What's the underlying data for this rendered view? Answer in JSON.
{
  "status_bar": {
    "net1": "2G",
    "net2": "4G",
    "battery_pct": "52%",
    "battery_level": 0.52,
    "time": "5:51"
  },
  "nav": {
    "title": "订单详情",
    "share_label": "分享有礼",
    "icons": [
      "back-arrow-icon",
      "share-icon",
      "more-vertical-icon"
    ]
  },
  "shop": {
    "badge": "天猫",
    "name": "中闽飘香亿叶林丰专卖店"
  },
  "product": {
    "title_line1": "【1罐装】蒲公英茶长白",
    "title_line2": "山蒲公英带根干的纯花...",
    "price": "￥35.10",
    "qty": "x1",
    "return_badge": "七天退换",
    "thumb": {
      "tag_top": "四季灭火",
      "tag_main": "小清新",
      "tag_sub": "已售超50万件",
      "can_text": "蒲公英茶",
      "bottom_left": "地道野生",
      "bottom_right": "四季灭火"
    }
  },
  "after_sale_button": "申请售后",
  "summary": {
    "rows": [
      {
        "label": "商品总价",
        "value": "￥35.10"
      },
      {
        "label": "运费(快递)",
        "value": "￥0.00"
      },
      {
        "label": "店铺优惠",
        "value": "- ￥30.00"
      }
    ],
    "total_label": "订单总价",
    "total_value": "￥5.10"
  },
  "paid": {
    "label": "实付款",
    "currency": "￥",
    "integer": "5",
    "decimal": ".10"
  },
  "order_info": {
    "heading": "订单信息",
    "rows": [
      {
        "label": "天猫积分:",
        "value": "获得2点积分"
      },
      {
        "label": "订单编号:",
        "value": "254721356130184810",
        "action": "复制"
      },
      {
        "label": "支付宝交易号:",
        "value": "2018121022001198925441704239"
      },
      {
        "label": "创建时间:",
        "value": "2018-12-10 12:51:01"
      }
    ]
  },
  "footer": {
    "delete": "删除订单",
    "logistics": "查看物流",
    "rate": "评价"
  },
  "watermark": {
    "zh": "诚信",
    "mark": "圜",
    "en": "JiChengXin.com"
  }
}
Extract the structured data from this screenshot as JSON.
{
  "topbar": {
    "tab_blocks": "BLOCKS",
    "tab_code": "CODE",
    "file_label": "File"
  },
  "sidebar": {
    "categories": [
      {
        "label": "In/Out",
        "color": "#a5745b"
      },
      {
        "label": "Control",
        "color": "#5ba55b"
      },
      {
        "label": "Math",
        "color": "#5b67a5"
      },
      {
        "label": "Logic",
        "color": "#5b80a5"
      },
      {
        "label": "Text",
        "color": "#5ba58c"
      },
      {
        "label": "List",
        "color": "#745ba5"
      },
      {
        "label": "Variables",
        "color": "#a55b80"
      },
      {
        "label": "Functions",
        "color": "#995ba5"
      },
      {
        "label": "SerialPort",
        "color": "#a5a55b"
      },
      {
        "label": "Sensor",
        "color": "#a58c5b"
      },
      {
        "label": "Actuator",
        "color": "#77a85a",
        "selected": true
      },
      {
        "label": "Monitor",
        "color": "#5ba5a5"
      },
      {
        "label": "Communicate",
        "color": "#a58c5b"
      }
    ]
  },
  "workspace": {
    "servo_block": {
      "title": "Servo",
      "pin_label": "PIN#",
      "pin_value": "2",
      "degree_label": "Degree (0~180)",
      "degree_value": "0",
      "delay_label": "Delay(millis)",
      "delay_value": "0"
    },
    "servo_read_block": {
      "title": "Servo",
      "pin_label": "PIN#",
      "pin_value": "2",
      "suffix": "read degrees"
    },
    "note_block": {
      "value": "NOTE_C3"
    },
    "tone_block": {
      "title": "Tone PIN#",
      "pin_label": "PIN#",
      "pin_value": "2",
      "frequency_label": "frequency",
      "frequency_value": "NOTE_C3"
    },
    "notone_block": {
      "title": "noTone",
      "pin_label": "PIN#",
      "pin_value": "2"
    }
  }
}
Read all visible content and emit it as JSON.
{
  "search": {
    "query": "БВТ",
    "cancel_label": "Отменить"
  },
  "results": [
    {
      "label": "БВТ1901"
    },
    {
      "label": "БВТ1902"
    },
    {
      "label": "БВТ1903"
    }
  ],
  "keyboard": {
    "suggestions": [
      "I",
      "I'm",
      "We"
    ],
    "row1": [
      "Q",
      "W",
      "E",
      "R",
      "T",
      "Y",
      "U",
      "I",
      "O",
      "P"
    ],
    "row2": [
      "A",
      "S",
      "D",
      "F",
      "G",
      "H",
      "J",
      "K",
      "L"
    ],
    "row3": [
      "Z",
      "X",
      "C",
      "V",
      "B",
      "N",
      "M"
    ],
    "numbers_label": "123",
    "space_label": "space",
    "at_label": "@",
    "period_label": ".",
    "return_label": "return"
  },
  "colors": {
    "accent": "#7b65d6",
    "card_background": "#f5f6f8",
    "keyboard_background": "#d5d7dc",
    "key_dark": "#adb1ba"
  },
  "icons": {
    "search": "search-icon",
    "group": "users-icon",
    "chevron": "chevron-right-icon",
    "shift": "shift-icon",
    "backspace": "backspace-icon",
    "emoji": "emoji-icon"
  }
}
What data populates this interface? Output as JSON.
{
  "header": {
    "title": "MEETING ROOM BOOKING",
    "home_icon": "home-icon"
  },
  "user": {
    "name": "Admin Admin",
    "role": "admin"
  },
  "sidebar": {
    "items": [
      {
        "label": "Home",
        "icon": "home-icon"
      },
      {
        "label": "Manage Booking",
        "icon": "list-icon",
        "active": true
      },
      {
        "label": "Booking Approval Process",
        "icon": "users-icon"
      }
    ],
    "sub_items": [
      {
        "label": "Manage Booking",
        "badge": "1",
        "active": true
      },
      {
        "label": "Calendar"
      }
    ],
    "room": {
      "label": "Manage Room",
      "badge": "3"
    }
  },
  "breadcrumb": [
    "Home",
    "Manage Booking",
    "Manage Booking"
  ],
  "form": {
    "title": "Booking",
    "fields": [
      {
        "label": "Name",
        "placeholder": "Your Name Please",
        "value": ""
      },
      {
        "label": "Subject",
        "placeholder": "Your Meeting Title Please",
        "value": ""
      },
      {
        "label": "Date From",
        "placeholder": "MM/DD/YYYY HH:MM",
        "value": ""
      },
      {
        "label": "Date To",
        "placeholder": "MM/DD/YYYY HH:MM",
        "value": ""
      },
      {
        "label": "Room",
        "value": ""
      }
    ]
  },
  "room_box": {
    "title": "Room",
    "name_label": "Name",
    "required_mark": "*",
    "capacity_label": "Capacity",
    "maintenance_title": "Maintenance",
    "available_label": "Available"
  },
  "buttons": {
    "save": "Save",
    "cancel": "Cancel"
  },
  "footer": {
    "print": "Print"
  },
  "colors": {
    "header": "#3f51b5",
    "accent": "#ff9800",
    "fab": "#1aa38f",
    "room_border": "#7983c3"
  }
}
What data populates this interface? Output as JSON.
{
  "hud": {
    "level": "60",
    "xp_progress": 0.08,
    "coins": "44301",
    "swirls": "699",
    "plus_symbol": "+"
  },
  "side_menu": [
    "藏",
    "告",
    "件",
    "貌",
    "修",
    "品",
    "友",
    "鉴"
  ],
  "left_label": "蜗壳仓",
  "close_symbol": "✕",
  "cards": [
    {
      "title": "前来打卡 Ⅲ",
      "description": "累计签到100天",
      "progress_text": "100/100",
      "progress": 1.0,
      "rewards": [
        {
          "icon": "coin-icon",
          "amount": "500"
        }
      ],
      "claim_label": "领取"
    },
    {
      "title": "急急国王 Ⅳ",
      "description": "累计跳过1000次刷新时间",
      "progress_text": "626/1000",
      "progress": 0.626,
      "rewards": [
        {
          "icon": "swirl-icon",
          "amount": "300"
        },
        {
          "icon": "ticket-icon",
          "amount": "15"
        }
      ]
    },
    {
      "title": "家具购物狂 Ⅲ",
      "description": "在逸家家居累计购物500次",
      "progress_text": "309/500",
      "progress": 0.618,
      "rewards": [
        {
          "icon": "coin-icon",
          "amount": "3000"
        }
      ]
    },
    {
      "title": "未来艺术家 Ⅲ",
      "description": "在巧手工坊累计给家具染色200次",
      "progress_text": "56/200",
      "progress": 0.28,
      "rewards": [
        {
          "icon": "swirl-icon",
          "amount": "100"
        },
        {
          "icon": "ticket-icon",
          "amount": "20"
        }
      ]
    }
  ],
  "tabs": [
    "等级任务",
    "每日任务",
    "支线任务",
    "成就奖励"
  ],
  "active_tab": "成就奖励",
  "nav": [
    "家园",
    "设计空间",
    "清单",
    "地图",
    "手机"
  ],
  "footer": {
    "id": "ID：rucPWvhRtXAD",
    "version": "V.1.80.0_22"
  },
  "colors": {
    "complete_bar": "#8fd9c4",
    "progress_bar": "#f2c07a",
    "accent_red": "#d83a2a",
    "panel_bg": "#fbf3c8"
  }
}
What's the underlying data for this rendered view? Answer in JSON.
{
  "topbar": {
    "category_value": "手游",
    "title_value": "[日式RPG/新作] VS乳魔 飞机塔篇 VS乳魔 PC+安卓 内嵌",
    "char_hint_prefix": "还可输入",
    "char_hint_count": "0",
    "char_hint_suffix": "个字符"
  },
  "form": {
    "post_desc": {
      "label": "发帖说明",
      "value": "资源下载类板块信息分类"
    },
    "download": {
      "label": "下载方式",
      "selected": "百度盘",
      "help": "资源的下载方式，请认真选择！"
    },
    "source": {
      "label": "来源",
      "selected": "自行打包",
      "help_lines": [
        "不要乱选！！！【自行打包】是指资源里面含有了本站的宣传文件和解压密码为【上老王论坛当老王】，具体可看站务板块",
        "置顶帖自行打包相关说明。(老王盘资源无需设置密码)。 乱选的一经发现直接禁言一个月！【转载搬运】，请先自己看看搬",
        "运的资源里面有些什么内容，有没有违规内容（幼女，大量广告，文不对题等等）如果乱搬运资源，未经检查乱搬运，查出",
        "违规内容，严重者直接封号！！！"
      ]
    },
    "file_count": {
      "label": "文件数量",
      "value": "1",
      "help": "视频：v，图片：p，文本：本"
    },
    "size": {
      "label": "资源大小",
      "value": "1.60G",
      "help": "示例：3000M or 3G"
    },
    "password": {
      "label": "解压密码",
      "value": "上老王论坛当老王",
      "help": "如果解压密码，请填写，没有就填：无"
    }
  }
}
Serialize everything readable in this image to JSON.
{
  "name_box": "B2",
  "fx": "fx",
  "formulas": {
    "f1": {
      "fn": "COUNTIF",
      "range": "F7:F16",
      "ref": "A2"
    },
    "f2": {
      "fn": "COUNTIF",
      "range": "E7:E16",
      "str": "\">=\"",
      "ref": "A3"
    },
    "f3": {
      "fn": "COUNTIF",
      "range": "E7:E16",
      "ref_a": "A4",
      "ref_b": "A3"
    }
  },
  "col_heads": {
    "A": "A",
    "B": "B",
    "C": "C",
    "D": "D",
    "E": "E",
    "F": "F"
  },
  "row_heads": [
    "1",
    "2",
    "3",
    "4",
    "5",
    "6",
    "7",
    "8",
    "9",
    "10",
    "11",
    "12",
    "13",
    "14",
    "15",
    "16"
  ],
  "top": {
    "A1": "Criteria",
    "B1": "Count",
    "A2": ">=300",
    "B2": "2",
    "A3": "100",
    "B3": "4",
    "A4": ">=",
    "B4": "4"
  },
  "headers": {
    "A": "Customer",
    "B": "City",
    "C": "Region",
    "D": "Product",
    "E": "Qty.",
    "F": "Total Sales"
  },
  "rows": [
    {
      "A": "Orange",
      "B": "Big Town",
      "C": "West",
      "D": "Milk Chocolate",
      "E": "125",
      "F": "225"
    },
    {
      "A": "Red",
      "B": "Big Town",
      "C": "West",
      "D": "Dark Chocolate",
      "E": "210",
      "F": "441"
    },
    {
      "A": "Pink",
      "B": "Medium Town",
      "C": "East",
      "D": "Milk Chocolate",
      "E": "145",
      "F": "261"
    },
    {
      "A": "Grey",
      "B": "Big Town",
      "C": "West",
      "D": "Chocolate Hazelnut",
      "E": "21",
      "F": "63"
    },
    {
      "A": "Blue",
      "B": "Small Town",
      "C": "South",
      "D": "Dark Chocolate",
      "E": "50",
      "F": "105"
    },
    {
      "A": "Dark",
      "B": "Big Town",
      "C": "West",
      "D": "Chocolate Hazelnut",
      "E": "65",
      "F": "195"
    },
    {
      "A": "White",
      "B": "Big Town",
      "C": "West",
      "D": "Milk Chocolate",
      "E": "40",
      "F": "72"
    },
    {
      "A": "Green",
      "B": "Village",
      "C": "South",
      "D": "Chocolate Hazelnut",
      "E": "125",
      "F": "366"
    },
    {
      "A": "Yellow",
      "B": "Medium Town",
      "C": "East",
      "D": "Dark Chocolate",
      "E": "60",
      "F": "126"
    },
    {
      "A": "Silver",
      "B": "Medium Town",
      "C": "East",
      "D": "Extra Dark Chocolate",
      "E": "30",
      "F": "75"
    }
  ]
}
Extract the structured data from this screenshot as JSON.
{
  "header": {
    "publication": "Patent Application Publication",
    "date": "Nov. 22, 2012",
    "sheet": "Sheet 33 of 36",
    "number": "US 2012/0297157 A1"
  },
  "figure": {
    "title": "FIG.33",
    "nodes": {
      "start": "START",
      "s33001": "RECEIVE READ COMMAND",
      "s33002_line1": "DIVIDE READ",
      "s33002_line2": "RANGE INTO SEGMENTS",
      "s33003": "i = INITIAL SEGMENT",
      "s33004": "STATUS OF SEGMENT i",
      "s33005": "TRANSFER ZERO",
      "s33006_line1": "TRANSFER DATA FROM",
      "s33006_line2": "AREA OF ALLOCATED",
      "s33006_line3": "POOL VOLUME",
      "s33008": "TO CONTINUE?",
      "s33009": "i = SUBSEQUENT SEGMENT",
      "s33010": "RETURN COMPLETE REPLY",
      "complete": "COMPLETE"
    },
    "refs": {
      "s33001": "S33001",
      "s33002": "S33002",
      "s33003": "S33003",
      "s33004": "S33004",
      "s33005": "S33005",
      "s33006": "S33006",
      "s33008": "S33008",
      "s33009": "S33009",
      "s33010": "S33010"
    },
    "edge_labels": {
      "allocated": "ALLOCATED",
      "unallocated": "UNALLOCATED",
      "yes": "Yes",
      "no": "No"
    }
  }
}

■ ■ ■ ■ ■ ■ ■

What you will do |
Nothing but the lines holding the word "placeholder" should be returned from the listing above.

Answer space |
        "placeholder": "Your Name Please",
        "placeholder": "Your Meeting Title Please",
        "placeholder": "MM/DD/YYYY HH:MM",
        "placeholder": "MM/DD/YYYY HH:MM",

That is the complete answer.